Florida has been hard hit by the collapse of home prices nationwide and the sluggish economy. Many Florida mortgage brokers expect a slow but steady come back in the Florida real estate market. As the 4th most populous state, and the 4th largest economy in the United States, this state is poised and ready for a recovery. Still there remains a glut of foreclosures and unsold properties, and job growth remains stagnant.
A few years ago, a booming market was a seller’s market. Buyers were plentiful, the competition driving home prices upward. This led to speculators buying homes for the sole purpose of selling them six to twelve months later to make a tidy profit, further driving home prices upward. As long as Florida and the nation had a dynamic economy, it was still possible for homeowners to buy and prosper. It seemed like everyone was getting their share of the American dream.
As housing prices collapsed, followed by a deep recession, unemployment topped out at 12.5%. Housing depreciated by 40% to 50% as the rate of foreclosures soared. Residents who bought before the crash saw their equity disappear.
Now for the good news. Home sales are on the rise. Inventory is still high. Strong price corrections have already occurred. February 2010 sales were up 21% from February 2009. A large number of foreclosures and a glut of unsold condominiums in tourist areas continues to keep prices low. This is good news for buyers, bad news for sellers.
Lower prices mean residents can buy a higher quality home for a reasonable price with a low mortgage rate. Slow but steady growth should result in appreciation of home values allowing those of modest means to make economic progress. Although unemployment remains high, temp agencies are now adding jobs, usually a precursor to real job growth. Job losses have slowed, but until the unemployed get back to work, sales will remain weak. Prices will remain low.
New home building has rebounded ever so slightly as building costs have decreased. This trend is limited to areas near large cities where the jobs are. New home buyers are primarily first time buyers and retirees who are finding Florida home mortgage loans affordable again. Construction is proceeding slowly. Builders remain cautious. Major concerns are the weak job sector and the continued glut of foreclosures for sale.
Some investors are betting that the economy will improve and beach cottages and condominiums will be in increasing demand for seasonal rentals. Many investors are buying and leasing to foreclosed homeowners who can’t qualify for a home loan.

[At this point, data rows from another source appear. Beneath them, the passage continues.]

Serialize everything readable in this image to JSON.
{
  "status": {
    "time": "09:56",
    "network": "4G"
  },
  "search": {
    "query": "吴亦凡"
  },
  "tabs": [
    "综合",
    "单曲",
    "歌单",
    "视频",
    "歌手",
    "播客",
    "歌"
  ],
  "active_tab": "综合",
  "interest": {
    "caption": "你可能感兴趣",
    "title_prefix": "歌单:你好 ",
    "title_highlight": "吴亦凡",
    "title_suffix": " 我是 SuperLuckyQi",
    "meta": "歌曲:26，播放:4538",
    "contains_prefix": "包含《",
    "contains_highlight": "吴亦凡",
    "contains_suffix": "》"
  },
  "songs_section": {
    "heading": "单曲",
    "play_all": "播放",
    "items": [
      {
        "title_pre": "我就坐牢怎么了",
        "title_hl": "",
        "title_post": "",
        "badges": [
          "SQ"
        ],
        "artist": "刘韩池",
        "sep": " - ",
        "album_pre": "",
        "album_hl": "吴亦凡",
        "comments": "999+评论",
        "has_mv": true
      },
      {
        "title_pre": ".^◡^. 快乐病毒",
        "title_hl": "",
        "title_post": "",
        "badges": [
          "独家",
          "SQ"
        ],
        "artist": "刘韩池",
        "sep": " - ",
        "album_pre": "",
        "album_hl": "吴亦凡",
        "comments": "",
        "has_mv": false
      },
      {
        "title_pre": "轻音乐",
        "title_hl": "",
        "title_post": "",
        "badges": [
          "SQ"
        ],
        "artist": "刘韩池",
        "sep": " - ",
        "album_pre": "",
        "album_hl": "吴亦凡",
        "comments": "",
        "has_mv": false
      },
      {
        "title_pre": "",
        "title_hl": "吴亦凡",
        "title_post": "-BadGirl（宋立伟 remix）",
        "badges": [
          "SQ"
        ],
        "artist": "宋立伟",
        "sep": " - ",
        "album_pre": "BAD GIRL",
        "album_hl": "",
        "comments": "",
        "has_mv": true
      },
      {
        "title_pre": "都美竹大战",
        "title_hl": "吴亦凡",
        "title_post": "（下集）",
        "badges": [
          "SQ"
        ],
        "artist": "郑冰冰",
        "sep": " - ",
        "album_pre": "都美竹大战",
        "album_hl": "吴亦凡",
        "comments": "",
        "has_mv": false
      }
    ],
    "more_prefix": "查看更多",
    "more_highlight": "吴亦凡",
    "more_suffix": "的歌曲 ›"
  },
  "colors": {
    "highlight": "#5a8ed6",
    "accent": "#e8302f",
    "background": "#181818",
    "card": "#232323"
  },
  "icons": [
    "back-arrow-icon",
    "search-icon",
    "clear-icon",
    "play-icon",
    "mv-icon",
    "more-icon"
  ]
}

There has been some return to lease options between investors and renters. There are many opportunities and pitfalls to be considered. The cyclical nature of economies and real estate has to be factored in to any buying decision. An investor buying today should plan to hold his investment several years until the market rebounds.
Expect mixed signals and uncertainty to continue through 2011. Although strong price corrections have already occurred, the Florida real estate market may not yet have hit bottom. Home prices and mortgage rates are expected to remain low throughout 2011. A lot depends on the job sector. The unemployed don’t buy homes. Home owners who lose their jobs may lose their homes to foreclosure. Residents who fear job losses do not buy homes. For those who can and are ready to buy, low home prices and low Florida home loan rates are allowing more residents to purchase homes and low cost rentals are bringing seasonal visitors and tourists back to the sunshine state.